Types of Regret

In general, I find there are “two types” of regret. The first type I will “regret by action” and the second to be “regret by inaction.”

Regret by action is regretting a decision or choice I have made in the past. I regret doing x thing because it gave me negative consequences in either the short or long term.

Regret by inaction, on the contrary, is a regret caused by a lack of decision. I regret not doing x thing because it gave me negative consequences in either the short or long term.

Though nuanced, the distinction and definition of these two “modes” of regret is fascinating to me.

First and foremost, I try my best to live life without regret. Perhaps regret, then, is not the perfect word. What I am searching for is a phrase that describes a feeling of “I wish I had done something differently” or, better yet, “in the future, if I face this situation again, I will do something differently.”

So which hurts more? Which pains me more?
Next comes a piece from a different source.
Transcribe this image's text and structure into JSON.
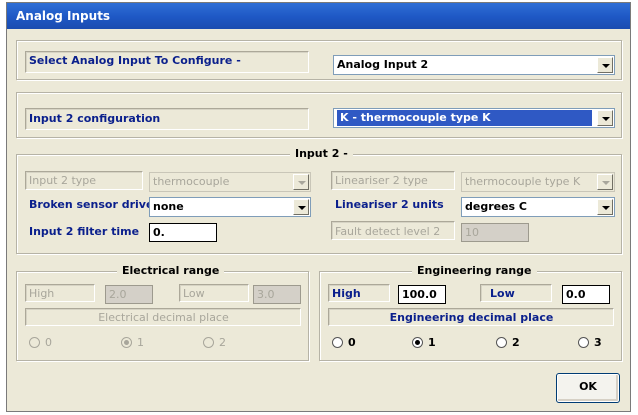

Regret by inaction, the latter.

I think what pains me most about this type of regret is the feeling that things could have very easily gone differently. All I had to do was do something — really anything — and things would have been different.
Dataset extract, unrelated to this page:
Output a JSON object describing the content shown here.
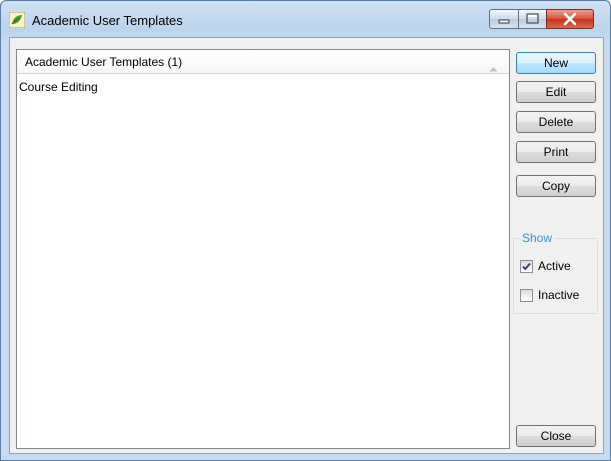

I could have texted x person.
I could have stayed up a little later that night.
I could have went out instead of staying in.
I could have said something.

I think the reminder I get from this “type of remorse” is that doing has been and always will be my antidote to regret. The problem, though, as I am learning, is that doing is both the cause and the cure for pain. More on that in perhaps another post.


Originally published at Jordan Gonen.